Shostakovich’s Symphony No. 7, is indeed a work of heroic scope, roughly an hour in length and with an orchestra well supplied with additional winds and percussion. Although it set out to reflect a particular time and place, one can also perceive it in broader terms. Imagine it as a symphony reflecting any people persevering in the face of adversity, and it becomes a work with universal appeal.
His Symphony No. 1 was written when he was merely nineteen years old and is very much part of the standard symphonic repertoire. There are very few symphonies written by someone so young of which this could be said. Beethoven's first symphony, for example, dates from when he was thirty years old. Mind you, Mozart's first symphony, K. 16 in E flat major, dates from 1764 when he was all of eight.
Browse: Shostakovich - Symphony No. 9 in E flat major, Op. 70 This page lists all recordings of Symphony No. 9 in E flat major, Op. 70 by Dmitri Shostakovich (1906-75). Showing 1 - 10 of 78 results.
A microfilm of the score had been smuggled out of Russia and it was in this way that the US, too, heard the symphony before Leningrad when Toscanini conducted the NBC Symphony in a broadcast on July 19, 1942. The “Leningrad” was finally performed in Leningrad itself on August 9 and, until the end of the 1940s, enjoyed great popularity. But.
Analysis Of Shostakovich's Song Of The Forests Op. 81; Analysis Of Shostakovich's Song Of The Forests Op. 81. 812 Words 4 Pages. Show More. Shostakovich composed the oratorio Song of the Forests op. 81 after he knew Stalin’s Great Nature Transformation Plan from poet Yevgeny Dolmatovsky (1915-1994) around the spring of 1949 when they were on the Red Arrow train from Moscow to Leningrad.

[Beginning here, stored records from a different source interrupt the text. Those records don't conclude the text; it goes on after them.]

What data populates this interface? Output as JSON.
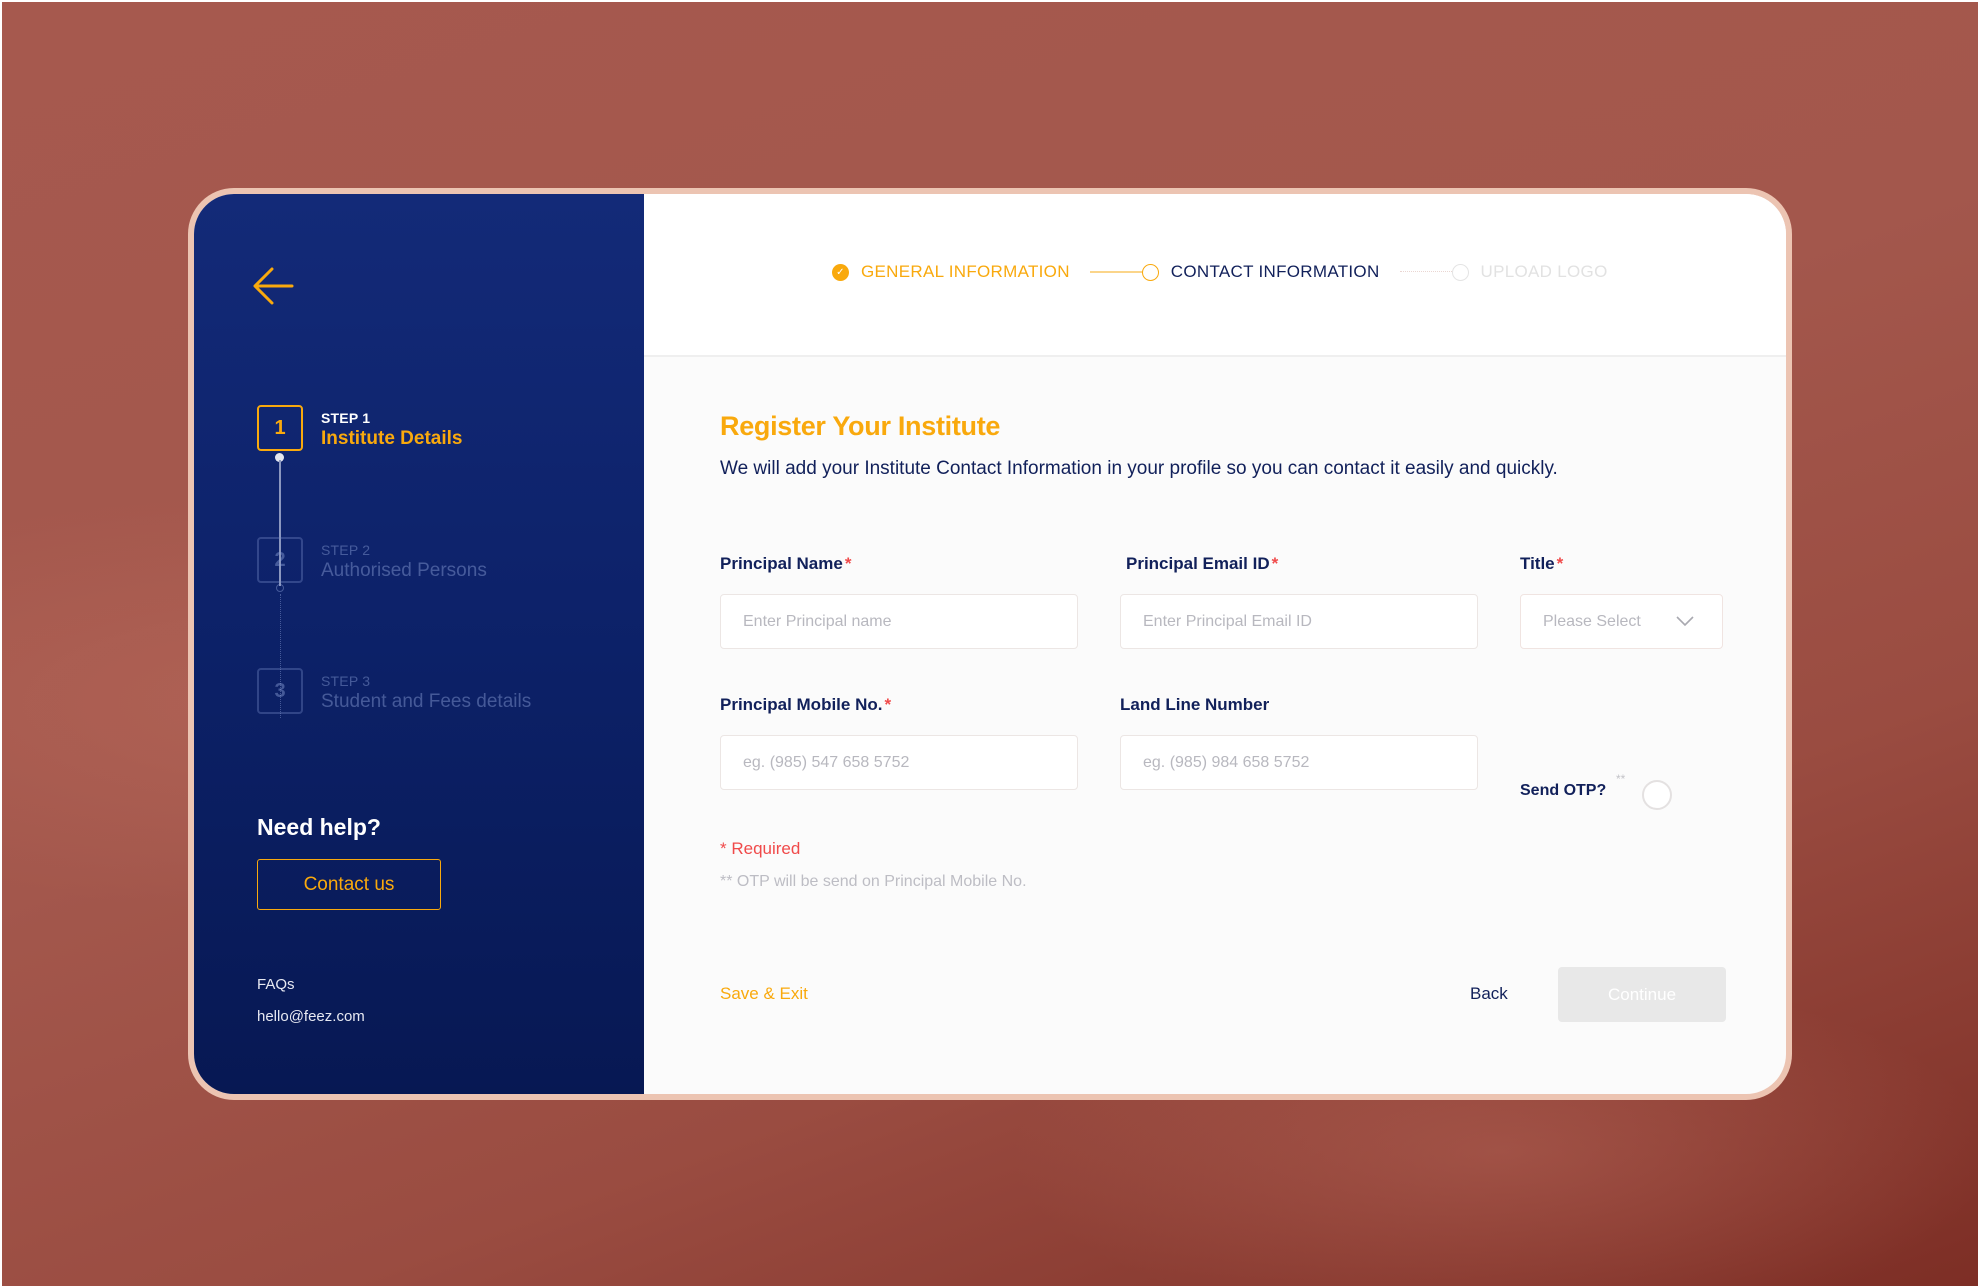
{
  "sidebar": {
    "back_icon": "arrow-left-icon",
    "steps": [
      {
        "number": "1",
        "step_label": "STEP 1",
        "title": "Institute Details",
        "state": "active"
      },
      {
        "number": "2",
        "step_label": "STEP 2",
        "title": "Authorised Persons",
        "state": "inactive"
      },
      {
        "number": "3",
        "step_label": "STEP 3",
        "title": "Student and Fees details",
        "state": "inactive"
      }
    ],
    "help_title": "Need help?",
    "contact_button": "Contact us",
    "faq_link": "FAQs",
    "email_link": "hello@feez.com"
  },
  "progress": {
    "items": [
      {
        "label": "GENERAL INFORMATION",
        "state": "done",
        "icon": "check-icon"
      },
      {
        "label": "CONTACT INFORMATION",
        "state": "current"
      },
      {
        "label": "UPLOAD LOGO",
        "state": "pending"
      }
    ]
  },
  "form": {
    "title": "Register Your Institute",
    "subtitle": "We will add your Institute Contact Information in your profile so you can contact it easily and quickly.",
    "required_mark": "*",
    "fields": {
      "principal_name": {
        "label": "Principal Name",
        "placeholder": "Enter Principal name",
        "value": "",
        "required": true
      },
      "principal_email": {
        "label": "Principal Email ID",
        "placeholder": "Enter Principal Email ID",
        "value": "",
        "required": true
      },
      "title": {
        "label": "Title",
        "selected": "Please Select",
        "required": true
      },
      "principal_mobile": {
        "label": "Principal Mobile No.",
        "placeholder": "eg. (985) 547 658 5752",
        "value": "",
        "required": true
      },
      "land_line": {
        "label": "Land Line Number",
        "placeholder": "eg. (985) 984 658 5752",
        "value": "",
        "required": false
      }
    },
    "send_otp": {
      "label": "Send OTP?",
      "footnote_mark": "**",
      "checked": false
    },
    "notes": {
      "required": "* Required",
      "otp": "** OTP will be send on Principal Mobile No."
    },
    "actions": {
      "save_exit": "Save & Exit",
      "back": "Back",
      "continue": "Continue",
      "continue_disabled": true
    }
  },
  "colors": {
    "accent": "#f9a90d",
    "navy": "#11205a",
    "sidebar": "#0d226a",
    "error": "#f04a4a",
    "background": "#a3574c",
    "card_border": "#ecc4b2"
  }
}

It was not Shostakovich’s first attempt at the symphony, though, and he had actually performed ten minutes of the first version for his friend Isaak Glickman earlier that April. 1 Dissatisfied, Shostakovich set aside his initial attempt and proceeded to create the version of the Ninth Symphony that we all know today. Five days after the score’s completion, Shostakovich and Sviatoslav.
Died August 9, 1975, Moscow, Russia. Symphony No. 1, Op. 10. Shostakovich completed his first symphony in December 1925, and it was first performed on May 12, 1926, in Leningrad. The score calls for three flutes and two piccolos, two oboes, two clarinets, two bassoons, four horns, three trumpets, three trombones and tuba, timpani, triangle, snare drum, cymbals, bass drum, tam-tam, bells, and.
In the early1940s, Shostakovich was exposed to much more Jewish culture than the average Soviet citizen. As news of the increasing European genocide and persecution of Jewish people reached Shostakovich, he was compelled to speak for the Jewish people whose voice was repressed by the ever-growing tyranny of Stalinist Russia. After the Soviet Union’s still fresh victory over the Third Reich.